The woman leading the trail ride told me if I couldn't get right back on and rejoin the group I could find my own way back to the starting point, and she led the group off and LEFT ME sitting under this tree crying. Thanks, Jane Murray, I'll never forget that moment.
But to my rescue came two Mexican gardeners, who held Tobe for me and I climbed up in that tree and remounted and caught up with the group. I had what looked like a black eye on my hip, but I rode the ride. I was beginning to learn to cowgirl up, and also to be wary of who I go on rides with.
 A little further down the trail I saw this raw rebar sticking up out of the vegetation on the side of the trail.

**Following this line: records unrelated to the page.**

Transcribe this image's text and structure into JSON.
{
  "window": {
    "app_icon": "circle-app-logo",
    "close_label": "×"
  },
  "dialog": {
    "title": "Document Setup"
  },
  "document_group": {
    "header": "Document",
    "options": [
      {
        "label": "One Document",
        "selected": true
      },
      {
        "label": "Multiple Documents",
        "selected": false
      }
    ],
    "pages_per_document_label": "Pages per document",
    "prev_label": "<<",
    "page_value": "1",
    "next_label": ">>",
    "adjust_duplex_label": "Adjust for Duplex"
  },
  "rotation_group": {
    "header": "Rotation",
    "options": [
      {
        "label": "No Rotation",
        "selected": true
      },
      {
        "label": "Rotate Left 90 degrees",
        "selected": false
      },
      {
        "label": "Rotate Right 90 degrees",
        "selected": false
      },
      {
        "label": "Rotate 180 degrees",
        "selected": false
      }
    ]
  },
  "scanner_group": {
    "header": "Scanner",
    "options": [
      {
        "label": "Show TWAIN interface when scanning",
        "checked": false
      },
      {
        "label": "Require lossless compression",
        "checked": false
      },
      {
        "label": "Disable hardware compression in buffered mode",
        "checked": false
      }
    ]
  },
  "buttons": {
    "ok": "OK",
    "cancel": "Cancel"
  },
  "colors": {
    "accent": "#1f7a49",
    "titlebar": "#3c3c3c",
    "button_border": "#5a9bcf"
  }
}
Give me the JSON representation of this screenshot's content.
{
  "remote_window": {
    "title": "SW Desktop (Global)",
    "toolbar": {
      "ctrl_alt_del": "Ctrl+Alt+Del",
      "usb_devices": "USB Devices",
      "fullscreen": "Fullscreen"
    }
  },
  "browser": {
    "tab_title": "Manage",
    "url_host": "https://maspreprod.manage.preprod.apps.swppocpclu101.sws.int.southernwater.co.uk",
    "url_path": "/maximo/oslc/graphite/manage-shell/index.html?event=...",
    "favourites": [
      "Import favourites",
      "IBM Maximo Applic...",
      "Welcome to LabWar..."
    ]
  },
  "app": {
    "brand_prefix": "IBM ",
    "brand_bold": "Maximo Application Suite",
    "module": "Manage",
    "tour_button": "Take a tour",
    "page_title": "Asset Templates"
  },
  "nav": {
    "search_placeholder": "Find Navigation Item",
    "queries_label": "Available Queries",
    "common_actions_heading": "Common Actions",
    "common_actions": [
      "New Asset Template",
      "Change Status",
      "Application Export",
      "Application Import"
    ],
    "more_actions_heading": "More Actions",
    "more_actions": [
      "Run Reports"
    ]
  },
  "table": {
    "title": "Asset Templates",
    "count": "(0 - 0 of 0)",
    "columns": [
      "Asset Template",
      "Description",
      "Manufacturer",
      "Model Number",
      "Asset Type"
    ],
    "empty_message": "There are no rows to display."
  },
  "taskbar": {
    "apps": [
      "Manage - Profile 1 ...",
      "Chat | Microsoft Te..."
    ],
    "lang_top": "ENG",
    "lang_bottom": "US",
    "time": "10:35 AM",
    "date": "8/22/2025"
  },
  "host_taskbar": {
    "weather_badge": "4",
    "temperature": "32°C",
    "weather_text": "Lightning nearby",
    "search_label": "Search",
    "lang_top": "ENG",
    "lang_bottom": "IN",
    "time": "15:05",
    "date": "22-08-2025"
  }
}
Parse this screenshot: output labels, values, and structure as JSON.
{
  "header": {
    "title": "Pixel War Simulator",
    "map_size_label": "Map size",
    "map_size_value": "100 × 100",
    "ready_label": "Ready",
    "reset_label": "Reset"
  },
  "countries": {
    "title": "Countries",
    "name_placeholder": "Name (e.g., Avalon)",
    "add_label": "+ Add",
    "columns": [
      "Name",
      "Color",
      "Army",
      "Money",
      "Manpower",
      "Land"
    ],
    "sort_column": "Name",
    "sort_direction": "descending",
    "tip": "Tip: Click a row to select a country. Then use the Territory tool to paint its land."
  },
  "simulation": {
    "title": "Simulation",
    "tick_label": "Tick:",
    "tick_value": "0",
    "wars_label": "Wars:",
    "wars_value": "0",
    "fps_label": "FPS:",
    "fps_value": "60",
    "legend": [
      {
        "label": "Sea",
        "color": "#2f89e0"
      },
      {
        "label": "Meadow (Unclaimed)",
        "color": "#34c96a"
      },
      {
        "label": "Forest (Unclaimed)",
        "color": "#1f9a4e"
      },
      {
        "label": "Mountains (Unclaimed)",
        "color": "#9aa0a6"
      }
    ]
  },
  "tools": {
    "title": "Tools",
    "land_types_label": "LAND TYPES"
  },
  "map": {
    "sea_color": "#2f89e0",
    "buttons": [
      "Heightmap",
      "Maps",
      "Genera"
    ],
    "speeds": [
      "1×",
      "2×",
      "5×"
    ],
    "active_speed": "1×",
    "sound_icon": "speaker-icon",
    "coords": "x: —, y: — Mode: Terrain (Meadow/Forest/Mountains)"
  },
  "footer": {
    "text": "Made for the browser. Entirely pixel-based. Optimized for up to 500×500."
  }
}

 A landscaping webbing is stretched between them. Just last weekend one of the officers of the BCHC told me he was on a trail when his mule fell against a piece of raw rebar just like this and it poked her so deep in the belly she would have died from peritonitis, so he had to put her down. He asked me to be on the lookout for this specific hazard on trails now, and photo document it, and here was a very long stretch of it!
 This forest is being completely smothered in Cape Ivy. It is an invasive non-native that steals the light and nourishment from other plants. these trees will be destroyed by it if it is not cut back, and many of the area canyons look similar.
 I don't know anything about the history of this odd structure, it looks like an oil derrik rising up out of an old shed.
 We came up out of the canyon trail to the edge of the Polo Grounds, and see heavy construction in progress. Having completed the Turkey Trial, motorized equipment and stone masons were no problem. Here are the piles of stones soon to be assembled into a wall bordering the field.
 And there's a section of completed wall.
 Coming out at the edge of the polo grounds, we turned back towards the Greenwell Preserve, which required walking along the road that is frontage to Hwy 101.
 At the power station there is an easement trail that takes us back up into the hills and off the street.
 Once again looking across Summerland, with Santa Barbara in the fogbank upcoast.
 The mountains are probably ten degrees hotter, and above the coastal fog.
 We got back to Greenwell but Barb was thinking she wanted to see alternative trails, and we had some extra time, so we headed up the Edison, which is controlled by a couple who have horse pens there and requires signing a permission slip to cross on the trail. We had signed in advance.
 It is a quiet and lovely trail, and leads to some rigorous climbing nearby.
 But when we got to the horse area a huge truck was dumping a load of sand, with much attendant clatter, and all the equines were watching and jumpy, and we decided enough was enough, time to trek back down.
 There is always another day and another trail.